In his judgment, written some months before former Zimbabwe president Robert Mugabe was replaced as head of state in November 2017, he added: “It has been the settled, some would say intransigent, position of the Zimbabwean authorities since 2002 that they will only accept voluntary returnees. Whether that is helpful, or reasonable, or consistent with Zimbabwe’s obligations under international law to accept their own citizens, is nothing to the point; and I make no ruling one way or the other.”
JM could not be found “deliberately obstructive”, said the judge. “He falls into the category of voluntary refusenik.”
“The question arises whether there was any realistic prospect, during the whole of the period under consideration, of the Zimbabwean authorities changing their policy on this issue. During the hearing there was some speculation about a range of possibilities, including the demise of the Zimbabwean President. That will happen one day, but it goes without saying that the temporal framework is uncertain. It almost goes without saying that when he dies no one … really has any idea whether Zimbabwe’s policy will change, and when.”
The UK authorities had told the court of another 18 cases in which they were waiting “a political decision” from Zimbabwe, which prompted the judge to comment that there was no realistic prospect of a change of policy by Zimbabwe and that the UK officials “cannot cling to threads of speculation and hope”. As to the section requiring an unlawful immigrant to cooperate in steps to leave the country, and the threat by the authorities to use this requirement “as many times as it takes” – this was “so Kafkaesque as to be inimical to the rule of law,” he said.

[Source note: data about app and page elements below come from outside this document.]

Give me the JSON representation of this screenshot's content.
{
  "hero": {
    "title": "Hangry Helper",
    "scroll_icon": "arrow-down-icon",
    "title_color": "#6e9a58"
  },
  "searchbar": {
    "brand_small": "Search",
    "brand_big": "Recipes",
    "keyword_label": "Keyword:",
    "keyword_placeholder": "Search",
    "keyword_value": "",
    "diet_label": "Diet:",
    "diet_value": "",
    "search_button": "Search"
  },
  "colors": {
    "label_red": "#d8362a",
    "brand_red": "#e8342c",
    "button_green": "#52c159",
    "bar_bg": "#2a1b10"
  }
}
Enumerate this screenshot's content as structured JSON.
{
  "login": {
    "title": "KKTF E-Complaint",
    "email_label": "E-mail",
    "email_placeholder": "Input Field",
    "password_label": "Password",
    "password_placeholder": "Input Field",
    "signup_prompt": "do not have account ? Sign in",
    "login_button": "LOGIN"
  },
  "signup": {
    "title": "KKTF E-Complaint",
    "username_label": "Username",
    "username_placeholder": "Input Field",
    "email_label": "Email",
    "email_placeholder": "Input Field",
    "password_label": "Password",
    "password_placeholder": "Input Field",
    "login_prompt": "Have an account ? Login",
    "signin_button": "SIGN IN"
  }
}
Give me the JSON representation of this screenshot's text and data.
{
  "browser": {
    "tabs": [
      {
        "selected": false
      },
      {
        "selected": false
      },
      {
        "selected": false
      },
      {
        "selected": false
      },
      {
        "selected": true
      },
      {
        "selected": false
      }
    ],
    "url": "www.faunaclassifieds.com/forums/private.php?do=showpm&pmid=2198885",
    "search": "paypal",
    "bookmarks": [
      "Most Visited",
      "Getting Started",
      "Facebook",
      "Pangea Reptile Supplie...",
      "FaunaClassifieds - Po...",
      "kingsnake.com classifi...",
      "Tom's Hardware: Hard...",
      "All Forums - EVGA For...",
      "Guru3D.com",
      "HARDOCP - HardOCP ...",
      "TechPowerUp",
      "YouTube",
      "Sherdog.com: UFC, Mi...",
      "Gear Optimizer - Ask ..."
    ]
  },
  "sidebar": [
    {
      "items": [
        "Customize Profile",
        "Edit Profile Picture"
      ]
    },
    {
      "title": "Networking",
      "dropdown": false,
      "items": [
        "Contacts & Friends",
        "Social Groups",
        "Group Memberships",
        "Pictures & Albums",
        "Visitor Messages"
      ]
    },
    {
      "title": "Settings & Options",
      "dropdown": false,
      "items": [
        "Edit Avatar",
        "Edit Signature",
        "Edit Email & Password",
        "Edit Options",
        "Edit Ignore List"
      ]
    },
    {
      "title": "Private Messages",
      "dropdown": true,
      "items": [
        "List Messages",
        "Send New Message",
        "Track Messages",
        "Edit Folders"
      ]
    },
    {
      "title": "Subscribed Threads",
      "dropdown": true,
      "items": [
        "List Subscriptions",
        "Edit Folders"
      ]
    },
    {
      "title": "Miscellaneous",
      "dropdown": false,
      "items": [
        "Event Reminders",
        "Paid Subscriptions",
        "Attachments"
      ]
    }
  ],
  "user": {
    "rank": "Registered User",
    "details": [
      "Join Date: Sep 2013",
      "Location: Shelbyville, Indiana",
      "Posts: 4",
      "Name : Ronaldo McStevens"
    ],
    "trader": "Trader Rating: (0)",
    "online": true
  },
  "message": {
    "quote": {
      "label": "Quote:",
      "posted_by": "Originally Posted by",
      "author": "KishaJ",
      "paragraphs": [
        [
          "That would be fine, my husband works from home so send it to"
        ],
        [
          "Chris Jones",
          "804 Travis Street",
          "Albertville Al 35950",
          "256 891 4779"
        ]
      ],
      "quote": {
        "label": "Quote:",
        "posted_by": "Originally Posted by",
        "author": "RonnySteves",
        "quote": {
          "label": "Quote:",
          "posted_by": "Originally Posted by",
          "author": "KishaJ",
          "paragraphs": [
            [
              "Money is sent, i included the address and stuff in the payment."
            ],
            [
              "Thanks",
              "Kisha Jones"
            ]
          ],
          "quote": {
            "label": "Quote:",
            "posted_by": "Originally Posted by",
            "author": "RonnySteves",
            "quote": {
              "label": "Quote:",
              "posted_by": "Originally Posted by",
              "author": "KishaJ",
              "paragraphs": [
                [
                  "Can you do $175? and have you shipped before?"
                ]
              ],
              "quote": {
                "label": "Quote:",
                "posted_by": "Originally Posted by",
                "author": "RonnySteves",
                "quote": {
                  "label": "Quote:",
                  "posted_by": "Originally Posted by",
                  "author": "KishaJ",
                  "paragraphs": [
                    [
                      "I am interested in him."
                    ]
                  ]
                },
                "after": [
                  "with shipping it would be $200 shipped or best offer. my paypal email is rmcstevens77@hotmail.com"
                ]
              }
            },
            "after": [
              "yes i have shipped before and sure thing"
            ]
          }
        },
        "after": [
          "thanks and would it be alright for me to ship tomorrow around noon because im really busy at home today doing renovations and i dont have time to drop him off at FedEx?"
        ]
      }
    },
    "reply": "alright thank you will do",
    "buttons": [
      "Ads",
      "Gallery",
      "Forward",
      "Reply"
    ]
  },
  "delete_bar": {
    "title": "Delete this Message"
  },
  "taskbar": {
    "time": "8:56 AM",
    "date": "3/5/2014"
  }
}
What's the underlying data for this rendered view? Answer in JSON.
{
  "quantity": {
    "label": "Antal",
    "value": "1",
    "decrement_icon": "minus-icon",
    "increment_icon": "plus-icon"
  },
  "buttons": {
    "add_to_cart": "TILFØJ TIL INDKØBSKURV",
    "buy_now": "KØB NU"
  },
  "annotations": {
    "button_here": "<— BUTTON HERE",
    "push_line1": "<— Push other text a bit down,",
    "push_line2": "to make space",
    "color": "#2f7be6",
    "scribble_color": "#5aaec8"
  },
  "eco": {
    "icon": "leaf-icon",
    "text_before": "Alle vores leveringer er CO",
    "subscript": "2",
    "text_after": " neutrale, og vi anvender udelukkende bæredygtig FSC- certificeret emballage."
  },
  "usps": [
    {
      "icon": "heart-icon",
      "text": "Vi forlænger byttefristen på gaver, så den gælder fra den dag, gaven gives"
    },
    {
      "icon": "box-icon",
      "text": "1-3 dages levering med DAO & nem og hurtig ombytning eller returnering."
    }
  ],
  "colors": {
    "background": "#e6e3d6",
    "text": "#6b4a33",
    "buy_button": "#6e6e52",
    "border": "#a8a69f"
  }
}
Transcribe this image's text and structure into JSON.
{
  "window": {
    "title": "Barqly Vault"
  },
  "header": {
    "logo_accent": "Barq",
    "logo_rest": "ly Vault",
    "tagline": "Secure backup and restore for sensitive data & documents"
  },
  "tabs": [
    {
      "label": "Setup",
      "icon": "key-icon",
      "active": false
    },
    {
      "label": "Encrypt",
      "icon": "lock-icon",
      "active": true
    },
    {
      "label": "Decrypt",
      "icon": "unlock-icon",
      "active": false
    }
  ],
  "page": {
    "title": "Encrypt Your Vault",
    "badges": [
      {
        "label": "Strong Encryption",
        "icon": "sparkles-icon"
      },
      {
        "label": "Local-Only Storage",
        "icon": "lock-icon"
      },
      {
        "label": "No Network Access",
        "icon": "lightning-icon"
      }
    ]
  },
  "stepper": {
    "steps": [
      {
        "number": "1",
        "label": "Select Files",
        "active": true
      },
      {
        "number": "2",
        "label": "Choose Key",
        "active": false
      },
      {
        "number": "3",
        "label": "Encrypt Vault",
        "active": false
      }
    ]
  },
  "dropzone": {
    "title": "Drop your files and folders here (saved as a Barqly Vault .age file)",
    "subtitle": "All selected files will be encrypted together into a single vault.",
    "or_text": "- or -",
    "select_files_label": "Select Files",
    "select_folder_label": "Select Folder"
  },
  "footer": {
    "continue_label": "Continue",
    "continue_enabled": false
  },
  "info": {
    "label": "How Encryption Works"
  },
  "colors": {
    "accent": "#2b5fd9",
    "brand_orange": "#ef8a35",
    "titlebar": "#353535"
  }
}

The court found that JM had been unlawfully detained by the authorities and that he should be awarded “substantial rather than nominal damages”. He was also entitled to a declaration by the court that he could not be lawfully required to “tell Zimbabwean officials that he agrees to return voluntarily.”
Jay added one caveat: “Nothing in my judgment should be interpreted as condoning (JM’s) continued unlawful presence in the UK, at public expense”.
That judgment, delivered in July 2016, was appealed by the Secretary of State and the appeal judges recently gave their decision:
The UK authorities “cannot require JM to tell Zimbabwean officials that he is willing to return to Zimbabwe when he is not,” the appeal judges ruled, because that would require him to do something inconsistent with another provision of the same law, namely that he had to attend the interview with the Zimbabwe officials and answer questions “accurately and completely”. If he were forced to give the answer that the UK authorities wanted him to make, he would be answering questions “inaccurately or incompletely”. Inevitably, by requiring JM to give his consent or agreement, the authorities were actually requiring JM to lie, something that the authorities “could not lawfully do”.
The appeal judges therefore concluded that the appeal had to be dismissed: JM could not be required to tell Zimbabwean officials that he agrees to return voluntarily. That also meant that he had thus been unlawfully detained (outside the period when he was in prison over the drugs charge) and he was due “an award of substantial damages”.